→ WORK REQUEST
Drop every picture and give the entries back exactly.

→ RECORD EXCERPTS
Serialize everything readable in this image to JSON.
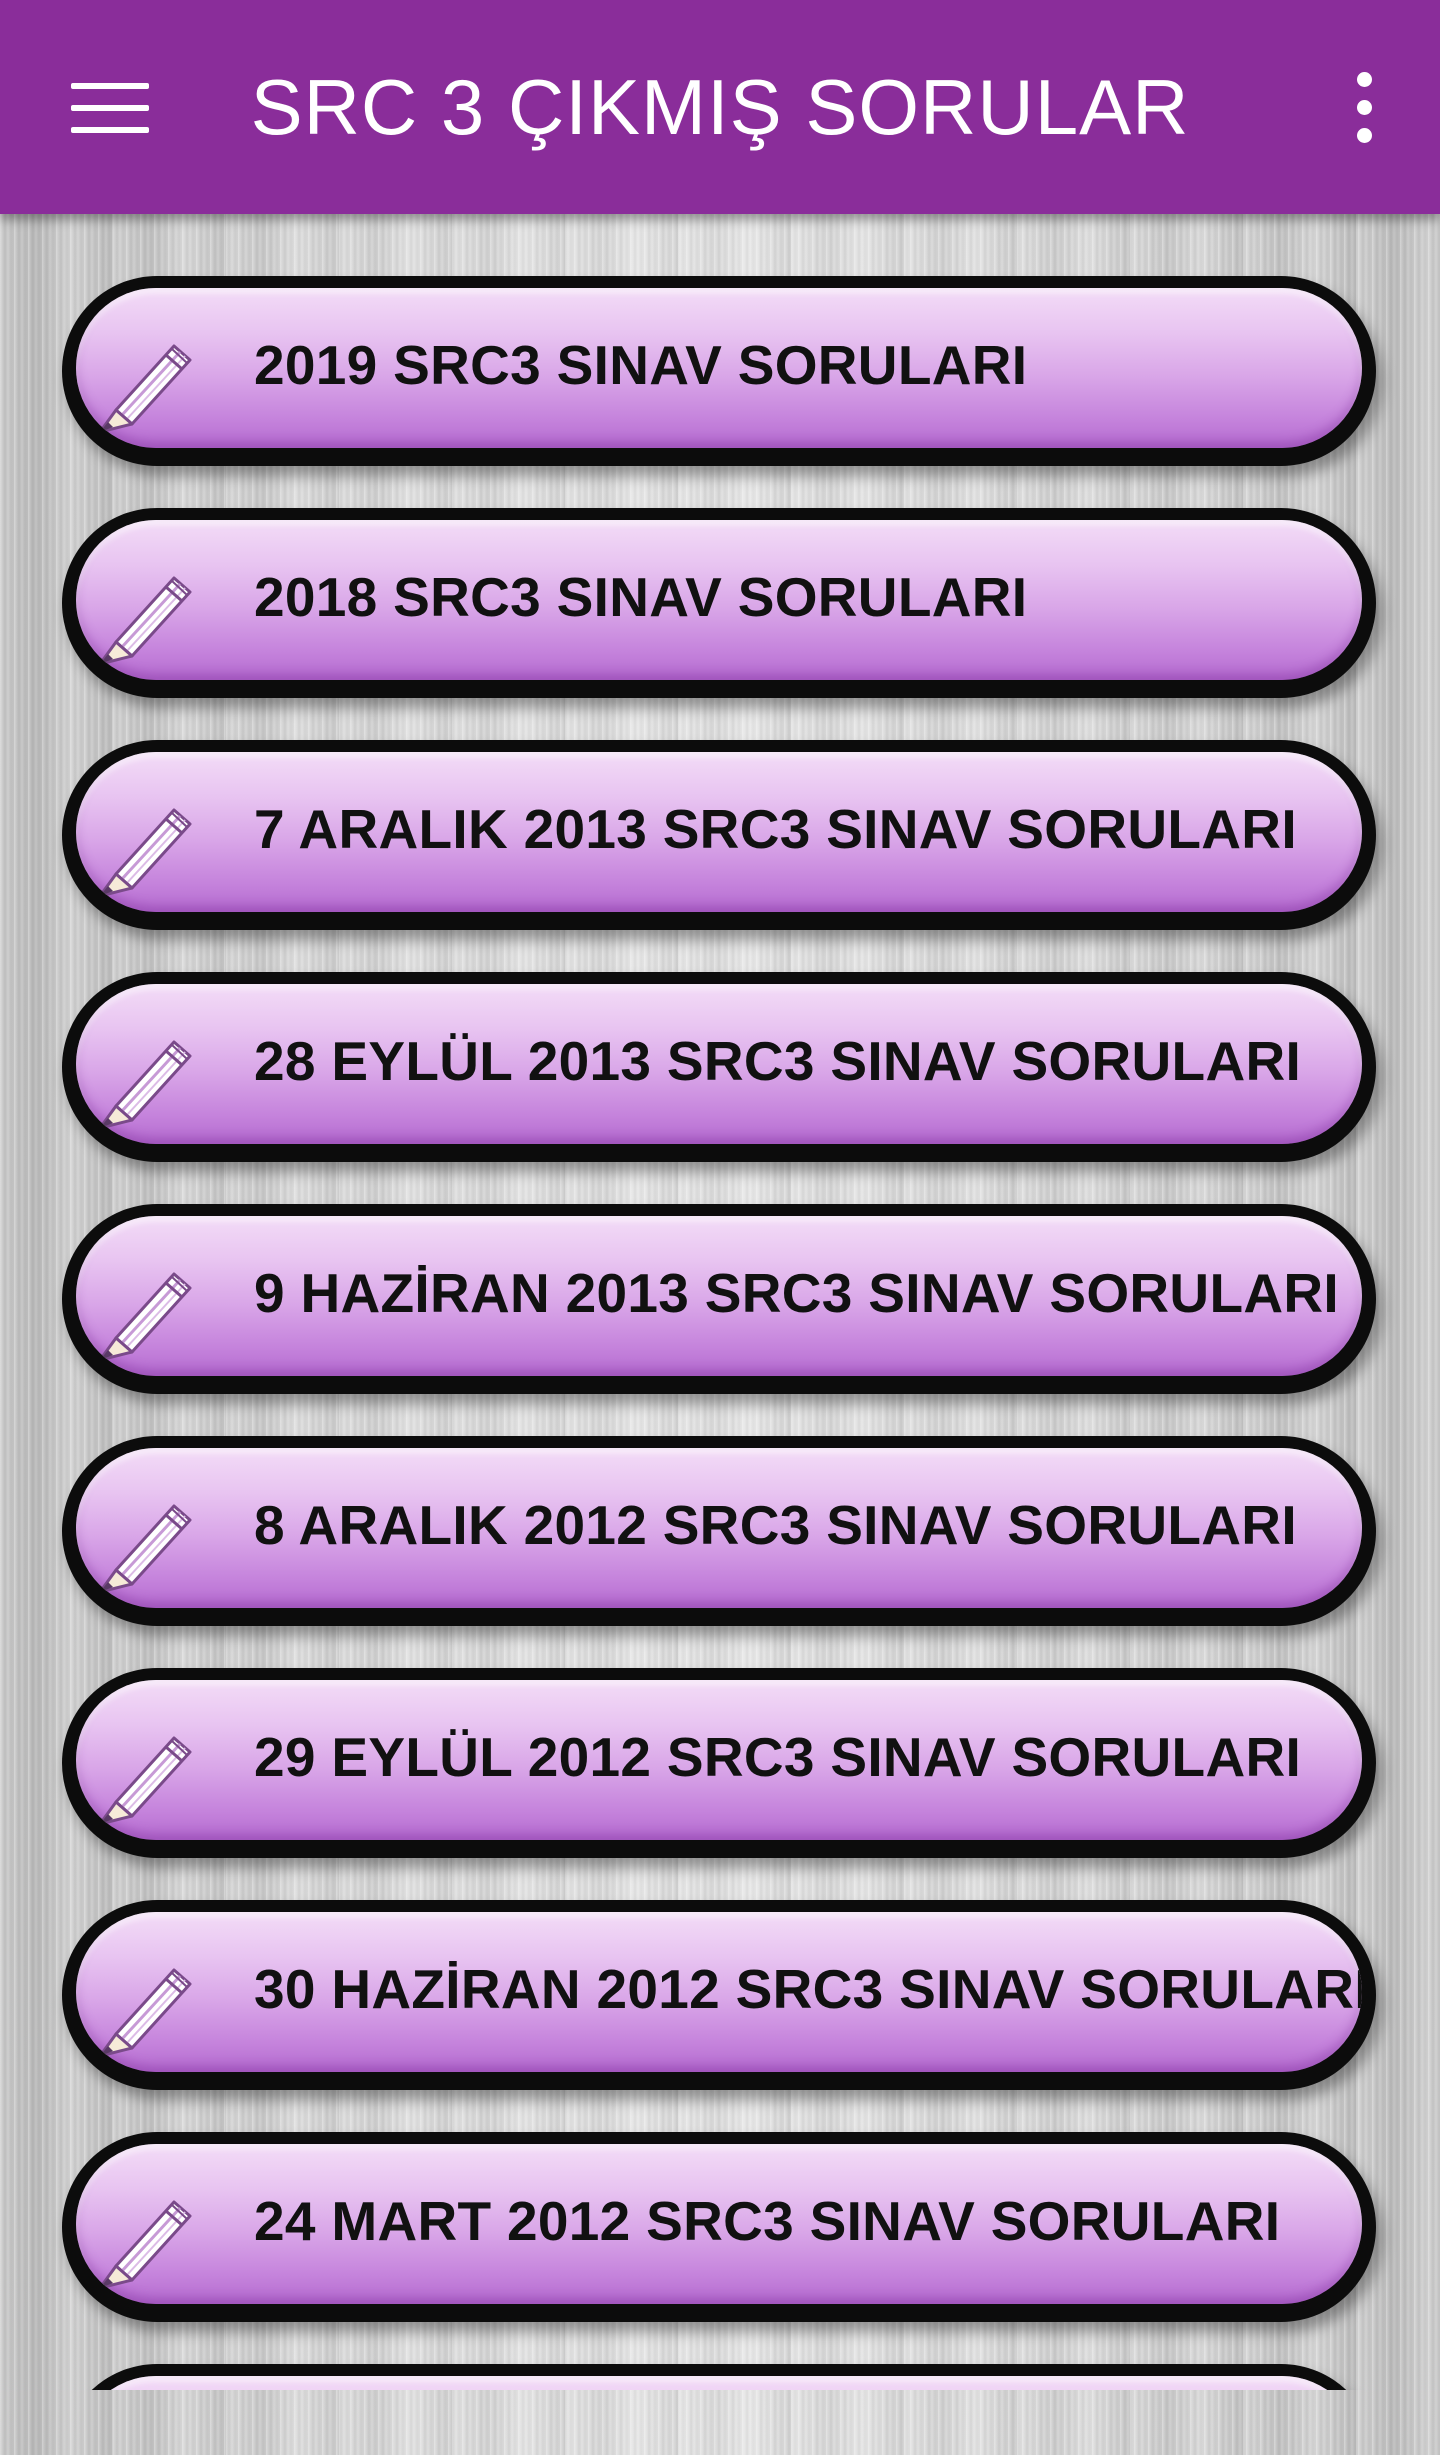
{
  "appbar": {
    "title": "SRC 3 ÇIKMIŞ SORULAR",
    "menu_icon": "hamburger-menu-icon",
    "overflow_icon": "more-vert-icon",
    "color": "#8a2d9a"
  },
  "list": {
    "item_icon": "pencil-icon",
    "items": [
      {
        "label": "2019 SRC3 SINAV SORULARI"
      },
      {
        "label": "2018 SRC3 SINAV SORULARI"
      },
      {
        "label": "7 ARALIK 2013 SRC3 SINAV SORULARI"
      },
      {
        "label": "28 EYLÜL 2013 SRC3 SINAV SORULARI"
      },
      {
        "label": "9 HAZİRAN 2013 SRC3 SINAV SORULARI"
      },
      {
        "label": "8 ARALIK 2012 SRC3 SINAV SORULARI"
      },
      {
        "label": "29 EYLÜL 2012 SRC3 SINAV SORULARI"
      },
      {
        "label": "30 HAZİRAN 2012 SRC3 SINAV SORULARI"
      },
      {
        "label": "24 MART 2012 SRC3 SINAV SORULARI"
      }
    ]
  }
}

→ YOUR SOLUTION
Serialize everything readable in this image to JSON.
{
  "appbar": {
    "title": "SRC 3 ÇIKMIŞ SORULAR",
    "menu_icon": "hamburger-menu-icon",
    "overflow_icon": "more-vert-icon",
    "color": "#8a2d9a"
  },
  "list": {
    "item_icon": "pencil-icon",
    "items": [
      {
        "label": "2019 SRC3 SINAV SORULARI"
      },
      {
        "label": "2018 SRC3 SINAV SORULARI"
      },
      {
        "label": "7 ARALIK 2013 SRC3 SINAV SORULARI"
      },
      {
        "label": "28 EYLÜL 2013 SRC3 SINAV SORULARI"
      },
      {
        "label": "9 HAZİRAN 2013 SRC3 SINAV SORULARI"
      },
      {
        "label": "8 ARALIK 2012 SRC3 SINAV SORULARI"
      },
      {
        "label": "29 EYLÜL 2012 SRC3 SINAV SORULARI"
      },
      {
        "label": "30 HAZİRAN 2012 SRC3 SINAV SORULARI"
      },
      {
        "label": "24 MART 2012 SRC3 SINAV SORULARI"
      }
    ]
  }
}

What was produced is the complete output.